### REQUIRED WORK
Copy each record below faithfully, leaving out images.

### LISTED RECORDS

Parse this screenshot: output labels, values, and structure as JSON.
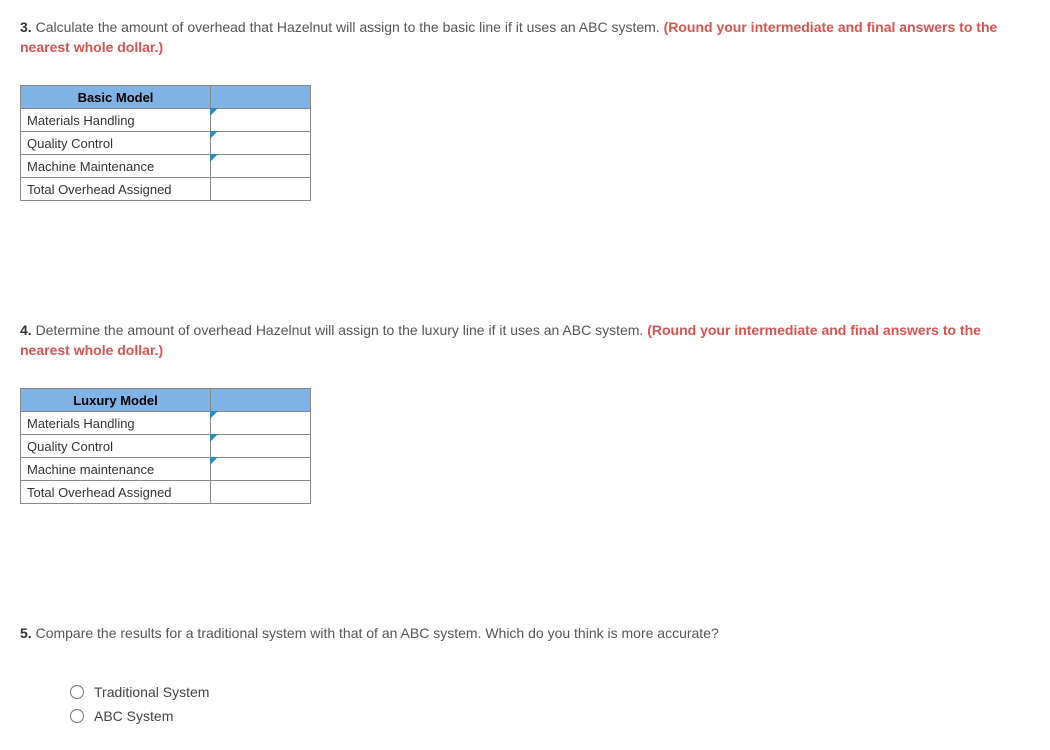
{
  "q3": {
    "number": "3.",
    "text": " Calculate the amount of overhead that Hazelnut will assign to the basic line if it uses an ABC system. ",
    "hint": "(Round your intermediate and final answers to the nearest whole dollar.)",
    "table_header": "Basic Model",
    "rows": [
      "Materials Handling",
      "Quality Control",
      "Machine Maintenance",
      "Total Overhead Assigned"
    ]
  },
  "q4": {
    "number": "4.",
    "text": " Determine the amount of overhead Hazelnut will assign to the luxury line if it uses an ABC system. ",
    "hint": "(Round your intermediate and final answers to the nearest whole dollar.)",
    "table_header": "Luxury  Model",
    "rows": [
      "Materials Handling",
      "Quality Control",
      "Machine maintenance",
      "Total Overhead Assigned"
    ]
  },
  "q5": {
    "number": "5.",
    "text": " Compare the results for a traditional system with that of an ABC system. Which do you think is more accurate?",
    "options": [
      "Traditional System",
      "ABC System"
    ]
  }
}
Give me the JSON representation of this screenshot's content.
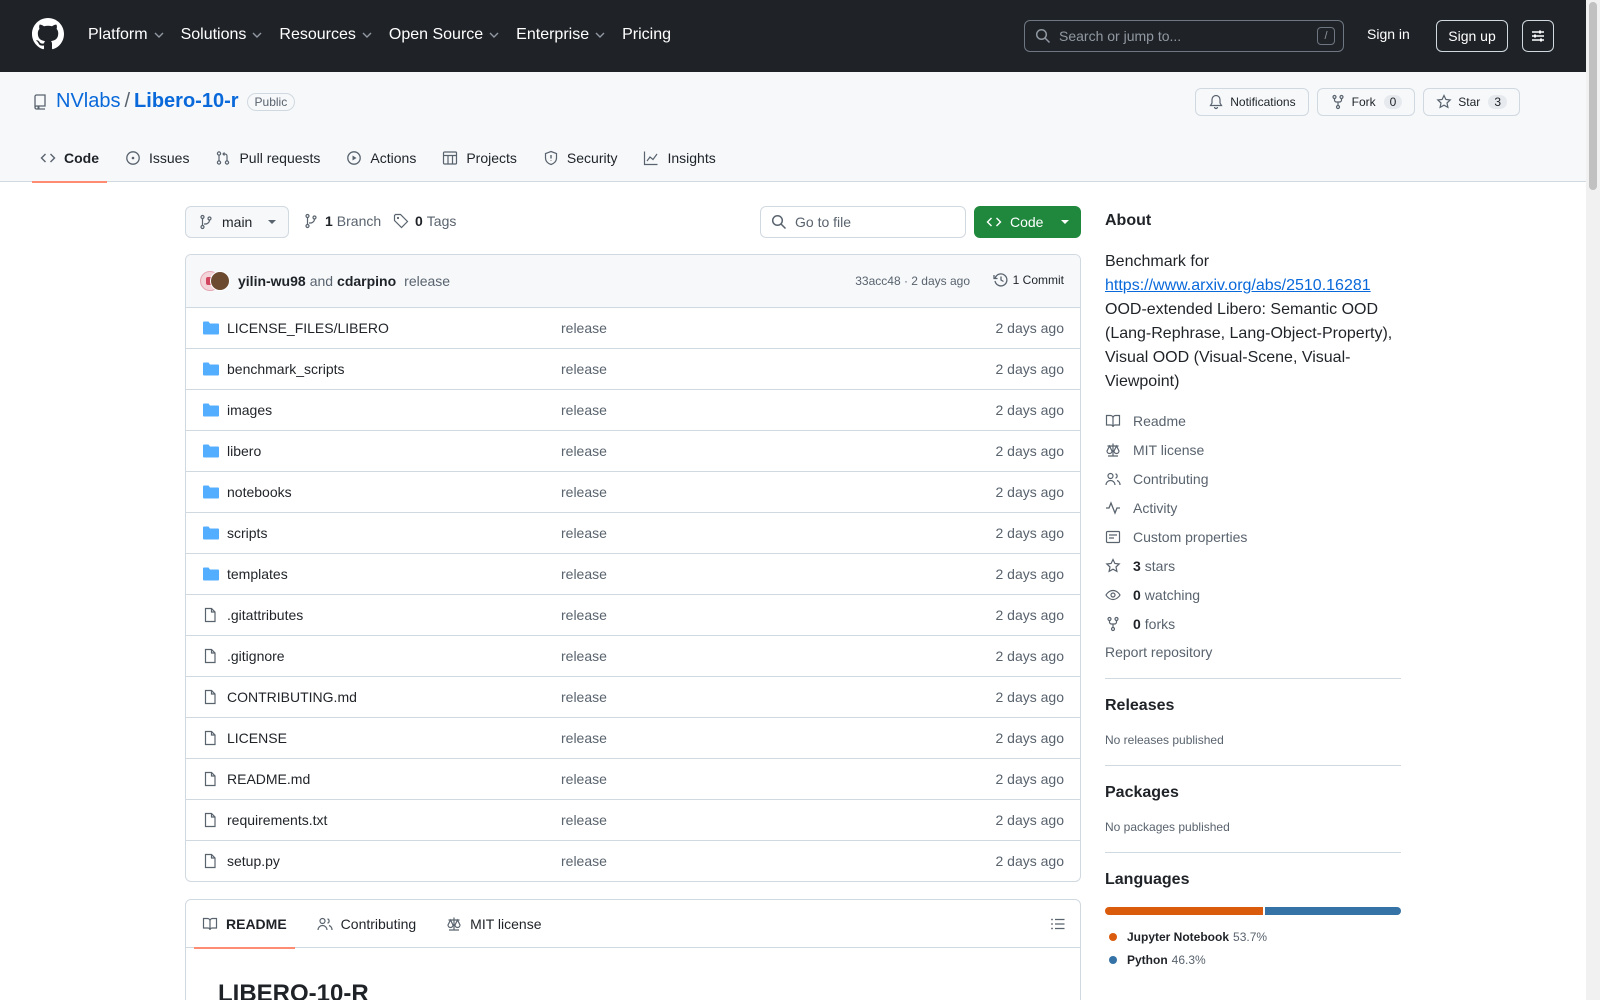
{
  "header": {
    "nav": [
      "Platform",
      "Solutions",
      "Resources",
      "Open Source",
      "Enterprise",
      "Pricing"
    ],
    "search_placeholder": "Search or jump to...",
    "search_shortcut": "/",
    "signin": "Sign in",
    "signup": "Sign up"
  },
  "repo": {
    "owner": "NVlabs",
    "separator": "/",
    "name": "Libero-10-r",
    "visibility": "Public",
    "notifications": "Notifications",
    "fork_label": "Fork",
    "fork_count": "0",
    "star_label": "Star",
    "star_count": "3",
    "tabs": [
      "Code",
      "Issues",
      "Pull requests",
      "Actions",
      "Projects",
      "Security",
      "Insights"
    ]
  },
  "toolbar": {
    "branch": "main",
    "branch_count": "1",
    "branch_label": "Branch",
    "tag_count": "0",
    "tag_label": "Tags",
    "goto_file_placeholder": "Go to file",
    "code_button": "Code"
  },
  "commit": {
    "author1": "yilin-wu98",
    "and": "and",
    "author2": "cdarpino",
    "message": "release",
    "meta": "33acc48 · 2 days ago",
    "count": "1 Commit"
  },
  "files": [
    {
      "name": "LICENSE_FILES/LIBERO",
      "type": "dir",
      "commit": "release",
      "age": "2 days ago"
    },
    {
      "name": "benchmark_scripts",
      "type": "dir",
      "commit": "release",
      "age": "2 days ago"
    },
    {
      "name": "images",
      "type": "dir",
      "commit": "release",
      "age": "2 days ago"
    },
    {
      "name": "libero",
      "type": "dir",
      "commit": "release",
      "age": "2 days ago"
    },
    {
      "name": "notebooks",
      "type": "dir",
      "commit": "release",
      "age": "2 days ago"
    },
    {
      "name": "scripts",
      "type": "dir",
      "commit": "release",
      "age": "2 days ago"
    },
    {
      "name": "templates",
      "type": "dir",
      "commit": "release",
      "age": "2 days ago"
    },
    {
      "name": ".gitattributes",
      "type": "file",
      "commit": "release",
      "age": "2 days ago"
    },
    {
      "name": ".gitignore",
      "type": "file",
      "commit": "release",
      "age": "2 days ago"
    },
    {
      "name": "CONTRIBUTING.md",
      "type": "file",
      "commit": "release",
      "age": "2 days ago"
    },
    {
      "name": "LICENSE",
      "type": "file",
      "commit": "release",
      "age": "2 days ago"
    },
    {
      "name": "README.md",
      "type": "file",
      "commit": "release",
      "age": "2 days ago"
    },
    {
      "name": "requirements.txt",
      "type": "file",
      "commit": "release",
      "age": "2 days ago"
    },
    {
      "name": "setup.py",
      "type": "file",
      "commit": "release",
      "age": "2 days ago"
    }
  ],
  "readme": {
    "tabs": [
      "README",
      "Contributing",
      "MIT license"
    ],
    "heading": "LIBERO-10-R"
  },
  "about": {
    "title": "About",
    "desc_prefix": "Benchmark for",
    "link": "https://www.arxiv.org/abs/2510.16281",
    "desc_suffix": "OOD-extended Libero: Semantic OOD (Lang-Rephrase, Lang-Object-Property), Visual OOD (Visual-Scene, Visual-Viewpoint)",
    "readme": "Readme",
    "license": "MIT license",
    "contributing": "Contributing",
    "activity": "Activity",
    "custom_properties": "Custom properties",
    "stars_count": "3",
    "stars_label": "stars",
    "watching_count": "0",
    "watching_label": "watching",
    "forks_count": "0",
    "forks_label": "forks",
    "report": "Report repository"
  },
  "releases": {
    "title": "Releases",
    "empty": "No releases published"
  },
  "packages": {
    "title": "Packages",
    "empty": "No packages published"
  },
  "languages": {
    "title": "Languages",
    "items": [
      {
        "name": "Jupyter Notebook",
        "pct": "53.7%",
        "value": 53.7,
        "color": "#DA5B0B"
      },
      {
        "name": "Python",
        "pct": "46.3%",
        "value": 46.3,
        "color": "#3572A5"
      }
    ]
  }
}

### SOLUTION
Parse this screenshot: output labels, values, and structure as JSON.
{
  "q3": {
    "number": "3.",
    "text": " Calculate the amount of overhead that Hazelnut will assign to the basic line if it uses an ABC system. ",
    "hint": "(Round your intermediate and final answers to the nearest whole dollar.)",
    "table_header": "Basic Model",
    "rows": [
      "Materials Handling",
      "Quality Control",
      "Machine Maintenance",
      "Total Overhead Assigned"
    ]
  },
  "q4": {
    "number": "4.",
    "text": " Determine the amount of overhead Hazelnut will assign to the luxury line if it uses an ABC system. ",
    "hint": "(Round your intermediate and final answers to the nearest whole dollar.)",
    "table_header": "Luxury  Model",
    "rows": [
      "Materials Handling",
      "Quality Control",
      "Machine maintenance",
      "Total Overhead Assigned"
    ]
  },
  "q5": {
    "number": "5.",
    "text": " Compare the results for a traditional system with that of an ABC system. Which do you think is more accurate?",
    "options": [
      "Traditional System",
      "ABC System"
    ]
  }
}
Give me the JSON representation of this screenshot's content.
{
  "header": {
    "nav": [
      "Platform",
      "Solutions",
      "Resources",
      "Open Source",
      "Enterprise",
      "Pricing"
    ],
    "search_placeholder": "Search or jump to...",
    "search_shortcut": "/",
    "signin": "Sign in",
    "signup": "Sign up"
  },
  "repo": {
    "owner": "NVlabs",
    "separator": "/",
    "name": "Libero-10-r",
    "visibility": "Public",
    "notifications": "Notifications",
    "fork_label": "Fork",
    "fork_count": "0",
    "star_label": "Star",
    "star_count": "3",
    "tabs": [
      "Code",
      "Issues",
      "Pull requests",
      "Actions",
      "Projects",
      "Security",
      "Insights"
    ]
  },
  "toolbar": {
    "branch": "main",
    "branch_count": "1",
    "branch_label": "Branch",
    "tag_count": "0",
    "tag_label": "Tags",
    "goto_file_placeholder": "Go to file",
    "code_button": "Code"
  },
  "commit": {
    "author1": "yilin-wu98",
    "and": "and",
    "author2": "cdarpino",
    "message": "release",
    "meta": "33acc48 · 2 days ago",
    "count": "1 Commit"
  },
  "files": [
    {
      "name": "LICENSE_FILES/LIBERO",
      "type": "dir",
      "commit": "release",
      "age": "2 days ago"
    },
    {
      "name": "benchmark_scripts",
      "type": "dir",
      "commit": "release",
      "age": "2 days ago"
    },
    {
      "name": "images",
      "type": "dir",
      "commit": "release",
      "age": "2 days ago"
    },
    {
      "name": "libero",
      "type": "dir",
      "commit": "release",
      "age": "2 days ago"
    },
    {
      "name": "notebooks",
      "type": "dir",
      "commit": "release",
      "age": "2 days ago"
    },
    {
      "name": "scripts",
      "type": "dir",
      "commit": "release",
      "age": "2 days ago"
    },
    {
      "name": "templates",
      "type": "dir",
      "commit": "release",
      "age": "2 days ago"
    },
    {
      "name": ".gitattributes",
      "type": "file",
      "commit": "release",
      "age": "2 days ago"
    },
    {
      "name": ".gitignore",
      "type": "file",
      "commit": "release",
      "age": "2 days ago"
    },
    {
      "name": "CONTRIBUTING.md",
      "type": "file",
      "commit": "release",
      "age": "2 days ago"
    },
    {
      "name": "LICENSE",
      "type": "file",
      "commit": "release",
      "age": "2 days ago"
    },
    {
      "name": "README.md",
      "type": "file",
      "commit": "release",
      "age": "2 days ago"
    },
    {
      "name": "requirements.txt",
      "type": "file",
      "commit": "release",
      "age": "2 days ago"
    },
    {
      "name": "setup.py",
      "type": "file",
      "commit": "release",
      "age": "2 days ago"
    }
  ],
  "readme": {
    "tabs": [
      "README",
      "Contributing",
      "MIT license"
    ],
    "heading": "LIBERO-10-R"
  },
  "about": {
    "title": "About",
    "desc_prefix": "Benchmark for",
    "link": "https://www.arxiv.org/abs/2510.16281",
    "desc_suffix": "OOD-extended Libero: Semantic OOD (Lang-Rephrase, Lang-Object-Property), Visual OOD (Visual-Scene, Visual-Viewpoint)",
    "readme": "Readme",
    "license": "MIT license",
    "contributing": "Contributing",
    "activity": "Activity",
    "custom_properties": "Custom properties",
    "stars_count": "3",
    "stars_label": "stars",
    "watching_count": "0",
    "watching_label": "watching",
    "forks_count": "0",
    "forks_label": "forks",
    "report": "Report repository"
  },
  "releases": {
    "title": "Releases",
    "empty": "No releases published"
  },
  "packages": {
    "title": "Packages",
    "empty": "No packages published"
  },
  "languages": {
    "title": "Languages",
    "items": [
      {
        "name": "Jupyter Notebook",
        "pct": "53.7%",
        "value": 53.7,
        "color": "#DA5B0B"
      },
      {
        "name": "Python",
        "pct": "46.3%",
        "value": 46.3,
        "color": "#3572A5"
      }
    ]
  }
}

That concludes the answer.